* Aim of the task:
Across the entries that follow, count the lines with the string "this" and reply with that count alone.

* Extracted information:
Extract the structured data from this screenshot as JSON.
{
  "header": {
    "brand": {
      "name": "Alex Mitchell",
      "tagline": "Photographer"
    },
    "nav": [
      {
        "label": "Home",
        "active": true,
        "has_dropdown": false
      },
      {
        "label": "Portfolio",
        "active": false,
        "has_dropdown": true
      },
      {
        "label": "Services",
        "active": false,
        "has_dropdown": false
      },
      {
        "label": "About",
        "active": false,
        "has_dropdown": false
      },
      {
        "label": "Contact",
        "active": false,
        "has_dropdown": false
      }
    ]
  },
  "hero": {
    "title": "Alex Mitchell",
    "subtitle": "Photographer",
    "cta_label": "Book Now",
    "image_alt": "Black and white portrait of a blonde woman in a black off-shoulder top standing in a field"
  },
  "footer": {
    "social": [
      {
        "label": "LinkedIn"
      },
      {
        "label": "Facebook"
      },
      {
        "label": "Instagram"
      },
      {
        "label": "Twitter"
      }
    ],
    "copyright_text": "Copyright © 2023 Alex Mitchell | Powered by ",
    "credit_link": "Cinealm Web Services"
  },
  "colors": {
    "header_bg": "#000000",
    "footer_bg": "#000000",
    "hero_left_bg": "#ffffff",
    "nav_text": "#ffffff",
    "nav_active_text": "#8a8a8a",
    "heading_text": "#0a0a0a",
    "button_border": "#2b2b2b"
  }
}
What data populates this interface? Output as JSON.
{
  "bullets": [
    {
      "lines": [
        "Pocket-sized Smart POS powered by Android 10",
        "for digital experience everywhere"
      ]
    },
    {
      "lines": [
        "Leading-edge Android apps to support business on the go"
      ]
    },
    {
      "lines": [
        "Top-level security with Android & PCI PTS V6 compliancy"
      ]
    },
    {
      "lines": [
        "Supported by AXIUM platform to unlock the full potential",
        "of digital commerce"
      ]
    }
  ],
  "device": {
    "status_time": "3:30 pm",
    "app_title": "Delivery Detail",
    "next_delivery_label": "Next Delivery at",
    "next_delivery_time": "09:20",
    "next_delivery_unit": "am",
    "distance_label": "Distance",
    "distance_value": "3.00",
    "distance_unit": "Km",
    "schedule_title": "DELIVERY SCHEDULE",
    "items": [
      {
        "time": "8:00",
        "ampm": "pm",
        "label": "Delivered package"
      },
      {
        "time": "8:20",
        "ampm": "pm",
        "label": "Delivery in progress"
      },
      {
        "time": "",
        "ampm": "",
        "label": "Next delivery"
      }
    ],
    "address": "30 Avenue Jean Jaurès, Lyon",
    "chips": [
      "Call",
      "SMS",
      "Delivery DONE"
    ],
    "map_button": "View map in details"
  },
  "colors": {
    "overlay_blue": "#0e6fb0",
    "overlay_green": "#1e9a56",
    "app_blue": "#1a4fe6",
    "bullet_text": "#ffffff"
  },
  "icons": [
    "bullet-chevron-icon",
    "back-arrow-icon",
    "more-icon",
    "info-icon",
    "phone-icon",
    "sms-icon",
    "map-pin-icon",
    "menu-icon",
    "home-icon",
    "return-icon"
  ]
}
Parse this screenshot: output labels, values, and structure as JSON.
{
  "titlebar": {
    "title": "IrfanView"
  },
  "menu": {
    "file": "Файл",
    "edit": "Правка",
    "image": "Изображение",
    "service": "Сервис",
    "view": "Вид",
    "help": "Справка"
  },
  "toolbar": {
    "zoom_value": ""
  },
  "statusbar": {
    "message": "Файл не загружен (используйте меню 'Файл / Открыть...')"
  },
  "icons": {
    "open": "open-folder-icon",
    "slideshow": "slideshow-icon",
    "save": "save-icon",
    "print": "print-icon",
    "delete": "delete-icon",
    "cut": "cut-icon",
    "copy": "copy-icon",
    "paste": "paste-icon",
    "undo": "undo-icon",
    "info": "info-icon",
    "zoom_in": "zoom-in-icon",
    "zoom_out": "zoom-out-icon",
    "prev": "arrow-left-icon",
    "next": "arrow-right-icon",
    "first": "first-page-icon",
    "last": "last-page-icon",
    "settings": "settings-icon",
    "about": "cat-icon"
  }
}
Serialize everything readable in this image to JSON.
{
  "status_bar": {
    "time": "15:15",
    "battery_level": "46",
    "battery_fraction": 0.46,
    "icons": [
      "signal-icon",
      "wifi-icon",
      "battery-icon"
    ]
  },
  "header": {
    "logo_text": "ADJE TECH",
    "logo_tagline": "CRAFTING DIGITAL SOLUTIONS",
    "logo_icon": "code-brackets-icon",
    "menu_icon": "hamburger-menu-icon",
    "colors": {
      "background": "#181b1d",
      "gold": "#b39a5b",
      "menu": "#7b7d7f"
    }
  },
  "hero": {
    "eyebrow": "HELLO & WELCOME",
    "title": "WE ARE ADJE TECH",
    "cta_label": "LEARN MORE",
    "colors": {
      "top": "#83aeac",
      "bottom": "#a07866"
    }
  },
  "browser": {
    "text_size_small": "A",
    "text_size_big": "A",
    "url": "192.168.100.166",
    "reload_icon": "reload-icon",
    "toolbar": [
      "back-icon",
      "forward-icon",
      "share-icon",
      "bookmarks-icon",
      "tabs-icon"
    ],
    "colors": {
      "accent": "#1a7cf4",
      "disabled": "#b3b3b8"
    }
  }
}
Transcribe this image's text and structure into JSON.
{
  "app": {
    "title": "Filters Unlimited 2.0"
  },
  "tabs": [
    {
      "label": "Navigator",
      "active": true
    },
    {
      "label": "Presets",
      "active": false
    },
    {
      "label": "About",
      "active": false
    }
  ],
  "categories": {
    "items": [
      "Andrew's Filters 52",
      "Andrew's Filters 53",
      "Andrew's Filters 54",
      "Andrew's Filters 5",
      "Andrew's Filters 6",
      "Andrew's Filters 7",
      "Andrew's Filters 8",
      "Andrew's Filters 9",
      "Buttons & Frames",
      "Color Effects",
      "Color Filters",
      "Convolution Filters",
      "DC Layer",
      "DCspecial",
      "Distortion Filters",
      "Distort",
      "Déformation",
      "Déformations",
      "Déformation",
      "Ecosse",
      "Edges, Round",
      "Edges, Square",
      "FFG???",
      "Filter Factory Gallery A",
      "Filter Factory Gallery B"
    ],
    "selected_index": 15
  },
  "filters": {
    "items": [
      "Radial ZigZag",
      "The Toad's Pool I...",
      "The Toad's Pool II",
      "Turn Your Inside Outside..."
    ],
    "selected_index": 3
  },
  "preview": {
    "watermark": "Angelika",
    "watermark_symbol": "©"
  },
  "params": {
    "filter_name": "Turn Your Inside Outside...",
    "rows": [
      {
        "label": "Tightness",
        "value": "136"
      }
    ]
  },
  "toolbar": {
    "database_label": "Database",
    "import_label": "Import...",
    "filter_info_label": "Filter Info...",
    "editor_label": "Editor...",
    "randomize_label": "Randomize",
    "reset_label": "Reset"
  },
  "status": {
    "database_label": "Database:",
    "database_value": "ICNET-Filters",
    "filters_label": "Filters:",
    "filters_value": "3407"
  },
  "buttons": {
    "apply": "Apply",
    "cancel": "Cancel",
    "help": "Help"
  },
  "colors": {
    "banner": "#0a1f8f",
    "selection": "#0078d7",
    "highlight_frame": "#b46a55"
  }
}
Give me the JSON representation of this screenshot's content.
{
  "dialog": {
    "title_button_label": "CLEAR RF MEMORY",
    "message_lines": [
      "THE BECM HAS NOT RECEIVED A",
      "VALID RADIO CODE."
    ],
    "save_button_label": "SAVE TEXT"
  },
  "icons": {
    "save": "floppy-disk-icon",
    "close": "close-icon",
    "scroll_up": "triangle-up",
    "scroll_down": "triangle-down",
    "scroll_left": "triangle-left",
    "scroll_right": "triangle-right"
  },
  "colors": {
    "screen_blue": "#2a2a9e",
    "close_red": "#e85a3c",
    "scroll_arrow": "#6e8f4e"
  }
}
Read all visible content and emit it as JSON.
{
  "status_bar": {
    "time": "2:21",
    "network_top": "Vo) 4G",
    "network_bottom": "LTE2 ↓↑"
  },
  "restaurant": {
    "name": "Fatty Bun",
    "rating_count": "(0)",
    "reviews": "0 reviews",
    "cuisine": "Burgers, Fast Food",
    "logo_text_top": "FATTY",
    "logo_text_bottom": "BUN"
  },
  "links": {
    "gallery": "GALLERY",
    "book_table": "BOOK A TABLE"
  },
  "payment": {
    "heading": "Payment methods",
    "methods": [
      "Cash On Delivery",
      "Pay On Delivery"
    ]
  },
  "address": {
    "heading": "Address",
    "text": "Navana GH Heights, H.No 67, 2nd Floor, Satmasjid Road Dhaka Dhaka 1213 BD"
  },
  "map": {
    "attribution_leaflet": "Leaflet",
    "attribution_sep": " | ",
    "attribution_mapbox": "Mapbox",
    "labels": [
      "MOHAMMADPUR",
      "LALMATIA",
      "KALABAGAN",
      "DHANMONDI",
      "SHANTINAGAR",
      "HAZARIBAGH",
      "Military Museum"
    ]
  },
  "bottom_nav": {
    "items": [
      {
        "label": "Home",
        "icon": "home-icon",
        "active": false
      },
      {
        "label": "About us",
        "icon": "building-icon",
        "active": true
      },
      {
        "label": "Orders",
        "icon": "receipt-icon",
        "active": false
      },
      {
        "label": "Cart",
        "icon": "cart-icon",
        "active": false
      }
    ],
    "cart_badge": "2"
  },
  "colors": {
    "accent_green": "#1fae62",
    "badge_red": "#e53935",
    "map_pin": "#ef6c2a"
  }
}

* Task answer:
6